Search the records below for "information"; copy each line that has it.
* * * * * * *
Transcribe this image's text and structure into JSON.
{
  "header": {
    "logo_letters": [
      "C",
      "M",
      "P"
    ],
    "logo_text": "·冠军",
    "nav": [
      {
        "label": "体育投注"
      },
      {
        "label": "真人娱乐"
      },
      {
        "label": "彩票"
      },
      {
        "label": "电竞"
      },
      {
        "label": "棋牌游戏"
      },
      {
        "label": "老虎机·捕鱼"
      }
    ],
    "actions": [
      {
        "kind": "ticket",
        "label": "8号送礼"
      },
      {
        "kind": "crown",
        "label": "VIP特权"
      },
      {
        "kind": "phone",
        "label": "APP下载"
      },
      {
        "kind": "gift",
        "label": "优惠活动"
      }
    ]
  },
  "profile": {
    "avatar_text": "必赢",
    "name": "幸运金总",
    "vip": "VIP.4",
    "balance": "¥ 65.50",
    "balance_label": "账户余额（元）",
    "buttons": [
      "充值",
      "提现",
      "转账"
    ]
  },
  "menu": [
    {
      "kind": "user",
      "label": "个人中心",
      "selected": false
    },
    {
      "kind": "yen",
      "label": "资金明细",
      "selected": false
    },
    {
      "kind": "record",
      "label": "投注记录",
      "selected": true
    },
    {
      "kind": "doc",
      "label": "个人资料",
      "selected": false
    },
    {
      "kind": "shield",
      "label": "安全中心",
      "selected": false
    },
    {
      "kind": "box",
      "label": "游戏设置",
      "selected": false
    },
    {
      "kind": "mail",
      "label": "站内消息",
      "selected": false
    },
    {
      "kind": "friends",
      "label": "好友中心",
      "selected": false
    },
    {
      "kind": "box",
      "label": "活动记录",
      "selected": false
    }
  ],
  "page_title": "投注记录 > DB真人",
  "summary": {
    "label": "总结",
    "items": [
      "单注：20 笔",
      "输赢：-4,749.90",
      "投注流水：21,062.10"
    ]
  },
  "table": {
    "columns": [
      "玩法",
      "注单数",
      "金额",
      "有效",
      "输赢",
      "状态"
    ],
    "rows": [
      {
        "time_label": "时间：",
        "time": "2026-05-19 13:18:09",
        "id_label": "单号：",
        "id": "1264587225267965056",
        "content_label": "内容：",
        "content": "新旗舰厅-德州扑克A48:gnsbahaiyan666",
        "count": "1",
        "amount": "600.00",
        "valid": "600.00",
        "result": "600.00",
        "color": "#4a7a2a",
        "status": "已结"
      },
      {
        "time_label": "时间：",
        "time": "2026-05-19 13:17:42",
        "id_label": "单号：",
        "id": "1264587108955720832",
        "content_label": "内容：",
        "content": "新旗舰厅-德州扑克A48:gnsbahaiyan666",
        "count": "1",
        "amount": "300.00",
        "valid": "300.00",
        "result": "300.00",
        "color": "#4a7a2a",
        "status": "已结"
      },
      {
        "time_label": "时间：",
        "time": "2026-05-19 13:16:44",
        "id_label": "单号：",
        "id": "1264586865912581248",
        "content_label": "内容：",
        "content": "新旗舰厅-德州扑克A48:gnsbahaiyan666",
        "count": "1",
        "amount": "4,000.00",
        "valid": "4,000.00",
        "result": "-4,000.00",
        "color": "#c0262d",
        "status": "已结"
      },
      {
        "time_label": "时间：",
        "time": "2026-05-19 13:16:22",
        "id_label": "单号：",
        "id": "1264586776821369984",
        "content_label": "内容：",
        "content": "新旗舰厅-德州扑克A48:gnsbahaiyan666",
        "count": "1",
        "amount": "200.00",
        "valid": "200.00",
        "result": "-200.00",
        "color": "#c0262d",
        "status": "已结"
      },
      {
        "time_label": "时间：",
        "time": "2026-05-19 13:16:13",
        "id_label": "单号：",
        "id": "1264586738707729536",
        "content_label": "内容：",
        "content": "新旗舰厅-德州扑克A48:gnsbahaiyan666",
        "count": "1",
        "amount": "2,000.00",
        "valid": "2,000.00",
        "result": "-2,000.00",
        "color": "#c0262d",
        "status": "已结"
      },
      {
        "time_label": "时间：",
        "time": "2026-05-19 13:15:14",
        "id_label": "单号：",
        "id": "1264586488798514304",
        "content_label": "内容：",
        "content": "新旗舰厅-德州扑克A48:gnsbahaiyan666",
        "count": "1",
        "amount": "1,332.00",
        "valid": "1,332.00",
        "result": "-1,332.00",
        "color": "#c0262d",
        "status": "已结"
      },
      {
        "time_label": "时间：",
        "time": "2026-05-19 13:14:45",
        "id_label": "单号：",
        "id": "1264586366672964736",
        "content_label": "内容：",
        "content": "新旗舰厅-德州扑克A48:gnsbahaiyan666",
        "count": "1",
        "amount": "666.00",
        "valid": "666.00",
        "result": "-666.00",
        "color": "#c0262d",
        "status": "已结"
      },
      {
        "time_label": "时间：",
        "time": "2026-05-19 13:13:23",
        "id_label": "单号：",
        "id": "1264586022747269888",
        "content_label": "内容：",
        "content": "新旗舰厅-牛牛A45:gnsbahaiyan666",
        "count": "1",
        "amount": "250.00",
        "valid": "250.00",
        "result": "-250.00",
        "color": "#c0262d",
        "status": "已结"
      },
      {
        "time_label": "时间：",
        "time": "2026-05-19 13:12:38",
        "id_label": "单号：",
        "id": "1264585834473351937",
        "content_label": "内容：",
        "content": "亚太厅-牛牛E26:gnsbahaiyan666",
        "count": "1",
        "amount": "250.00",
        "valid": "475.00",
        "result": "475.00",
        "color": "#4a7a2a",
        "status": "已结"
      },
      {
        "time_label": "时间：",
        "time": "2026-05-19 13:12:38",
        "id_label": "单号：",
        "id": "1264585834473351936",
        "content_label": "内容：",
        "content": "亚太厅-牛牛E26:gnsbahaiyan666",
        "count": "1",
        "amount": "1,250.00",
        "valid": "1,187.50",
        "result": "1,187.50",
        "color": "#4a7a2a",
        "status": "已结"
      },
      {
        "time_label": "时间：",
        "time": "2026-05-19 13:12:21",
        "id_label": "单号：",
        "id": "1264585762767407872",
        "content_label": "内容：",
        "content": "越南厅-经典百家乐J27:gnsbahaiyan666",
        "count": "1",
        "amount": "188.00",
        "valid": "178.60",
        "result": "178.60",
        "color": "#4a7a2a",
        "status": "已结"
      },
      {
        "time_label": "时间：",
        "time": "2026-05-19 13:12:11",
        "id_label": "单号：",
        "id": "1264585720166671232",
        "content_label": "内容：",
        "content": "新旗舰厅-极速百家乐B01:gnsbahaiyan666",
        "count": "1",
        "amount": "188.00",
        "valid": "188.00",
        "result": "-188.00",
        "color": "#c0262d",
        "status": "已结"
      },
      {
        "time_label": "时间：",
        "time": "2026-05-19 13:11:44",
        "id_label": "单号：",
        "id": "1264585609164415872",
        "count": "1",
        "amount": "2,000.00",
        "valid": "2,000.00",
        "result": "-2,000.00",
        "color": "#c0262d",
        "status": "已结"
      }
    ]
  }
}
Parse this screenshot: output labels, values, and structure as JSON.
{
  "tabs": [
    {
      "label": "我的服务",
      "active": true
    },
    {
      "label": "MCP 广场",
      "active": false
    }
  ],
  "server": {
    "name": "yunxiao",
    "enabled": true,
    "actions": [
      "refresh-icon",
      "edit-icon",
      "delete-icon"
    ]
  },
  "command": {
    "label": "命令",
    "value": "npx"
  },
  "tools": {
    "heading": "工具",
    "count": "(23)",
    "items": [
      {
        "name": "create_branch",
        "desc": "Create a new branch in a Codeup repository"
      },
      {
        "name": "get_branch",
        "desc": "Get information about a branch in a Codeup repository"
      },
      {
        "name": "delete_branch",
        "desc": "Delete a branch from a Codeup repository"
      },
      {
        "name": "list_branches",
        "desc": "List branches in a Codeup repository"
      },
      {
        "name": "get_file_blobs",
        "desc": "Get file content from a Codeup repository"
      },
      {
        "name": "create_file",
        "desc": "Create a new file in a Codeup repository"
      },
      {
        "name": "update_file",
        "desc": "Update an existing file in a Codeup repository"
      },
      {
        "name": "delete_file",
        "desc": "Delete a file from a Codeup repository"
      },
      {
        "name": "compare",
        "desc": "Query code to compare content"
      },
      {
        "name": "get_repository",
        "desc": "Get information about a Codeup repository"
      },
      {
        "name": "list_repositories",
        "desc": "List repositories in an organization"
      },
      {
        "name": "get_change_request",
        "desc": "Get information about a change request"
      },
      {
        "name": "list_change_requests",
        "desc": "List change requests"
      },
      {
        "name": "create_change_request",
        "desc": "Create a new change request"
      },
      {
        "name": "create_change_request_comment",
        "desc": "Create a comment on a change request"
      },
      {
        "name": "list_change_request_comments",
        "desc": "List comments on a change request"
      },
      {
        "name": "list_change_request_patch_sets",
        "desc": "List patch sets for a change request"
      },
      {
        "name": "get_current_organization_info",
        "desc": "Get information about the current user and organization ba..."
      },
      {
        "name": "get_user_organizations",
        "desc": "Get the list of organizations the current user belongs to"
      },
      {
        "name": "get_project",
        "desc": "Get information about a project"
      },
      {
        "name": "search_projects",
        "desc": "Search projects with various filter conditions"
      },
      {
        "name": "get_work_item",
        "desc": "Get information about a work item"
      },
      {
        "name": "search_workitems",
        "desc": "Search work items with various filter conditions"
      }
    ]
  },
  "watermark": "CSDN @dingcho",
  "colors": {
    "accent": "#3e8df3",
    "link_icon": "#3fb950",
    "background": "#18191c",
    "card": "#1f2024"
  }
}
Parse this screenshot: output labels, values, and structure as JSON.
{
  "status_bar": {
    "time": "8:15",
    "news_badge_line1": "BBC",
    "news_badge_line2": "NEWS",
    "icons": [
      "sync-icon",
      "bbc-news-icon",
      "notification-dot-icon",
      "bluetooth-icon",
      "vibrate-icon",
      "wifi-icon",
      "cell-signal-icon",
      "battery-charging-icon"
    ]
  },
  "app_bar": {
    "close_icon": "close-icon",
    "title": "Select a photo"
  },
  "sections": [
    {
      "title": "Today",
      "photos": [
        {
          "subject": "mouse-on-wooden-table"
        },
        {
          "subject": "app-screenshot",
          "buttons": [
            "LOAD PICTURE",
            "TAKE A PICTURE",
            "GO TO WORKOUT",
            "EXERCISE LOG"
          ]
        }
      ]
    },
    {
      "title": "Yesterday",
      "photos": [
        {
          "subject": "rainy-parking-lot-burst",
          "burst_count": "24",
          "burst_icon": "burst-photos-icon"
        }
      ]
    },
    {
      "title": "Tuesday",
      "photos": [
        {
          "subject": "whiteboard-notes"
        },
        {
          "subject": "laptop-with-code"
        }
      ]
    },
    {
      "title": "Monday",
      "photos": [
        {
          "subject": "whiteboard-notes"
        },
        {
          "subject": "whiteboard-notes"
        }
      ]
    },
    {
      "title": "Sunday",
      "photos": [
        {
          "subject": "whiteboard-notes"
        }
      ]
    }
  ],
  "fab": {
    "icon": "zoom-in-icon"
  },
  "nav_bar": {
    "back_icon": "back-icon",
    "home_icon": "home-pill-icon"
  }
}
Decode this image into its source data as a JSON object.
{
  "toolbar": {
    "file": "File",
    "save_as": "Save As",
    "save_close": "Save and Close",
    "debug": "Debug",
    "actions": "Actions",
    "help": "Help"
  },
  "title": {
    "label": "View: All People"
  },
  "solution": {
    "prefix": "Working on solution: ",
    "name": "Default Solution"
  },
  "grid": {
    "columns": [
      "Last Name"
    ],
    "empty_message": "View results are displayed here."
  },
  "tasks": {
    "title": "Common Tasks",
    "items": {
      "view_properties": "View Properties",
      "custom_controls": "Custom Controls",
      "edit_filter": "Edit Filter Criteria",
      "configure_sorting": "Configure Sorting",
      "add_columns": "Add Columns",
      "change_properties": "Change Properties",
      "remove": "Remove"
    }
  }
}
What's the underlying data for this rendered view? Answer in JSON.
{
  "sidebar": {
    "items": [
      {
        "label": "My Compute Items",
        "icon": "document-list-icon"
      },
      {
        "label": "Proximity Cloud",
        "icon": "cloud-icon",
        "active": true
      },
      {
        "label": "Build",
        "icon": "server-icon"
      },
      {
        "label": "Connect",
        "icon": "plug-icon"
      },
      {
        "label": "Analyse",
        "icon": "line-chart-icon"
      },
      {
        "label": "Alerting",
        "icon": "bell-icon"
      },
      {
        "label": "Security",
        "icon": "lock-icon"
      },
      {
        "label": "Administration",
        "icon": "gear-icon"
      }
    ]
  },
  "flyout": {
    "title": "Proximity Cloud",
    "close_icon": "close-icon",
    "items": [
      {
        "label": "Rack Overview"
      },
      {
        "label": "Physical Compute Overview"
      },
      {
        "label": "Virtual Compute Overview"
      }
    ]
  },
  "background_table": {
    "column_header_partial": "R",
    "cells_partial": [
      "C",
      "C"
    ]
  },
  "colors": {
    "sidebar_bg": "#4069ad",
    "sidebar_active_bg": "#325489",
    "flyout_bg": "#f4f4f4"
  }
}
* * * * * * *
### Reply
        "desc": "Get information about a branch in a Codeup repository"
        "desc": "Get information about a Codeup repository"
        "desc": "Get information about a change request"
        "desc": "Get information about the current user and organization ba..."
        "desc": "Get information about a project"
        "desc": "Get information about a work item"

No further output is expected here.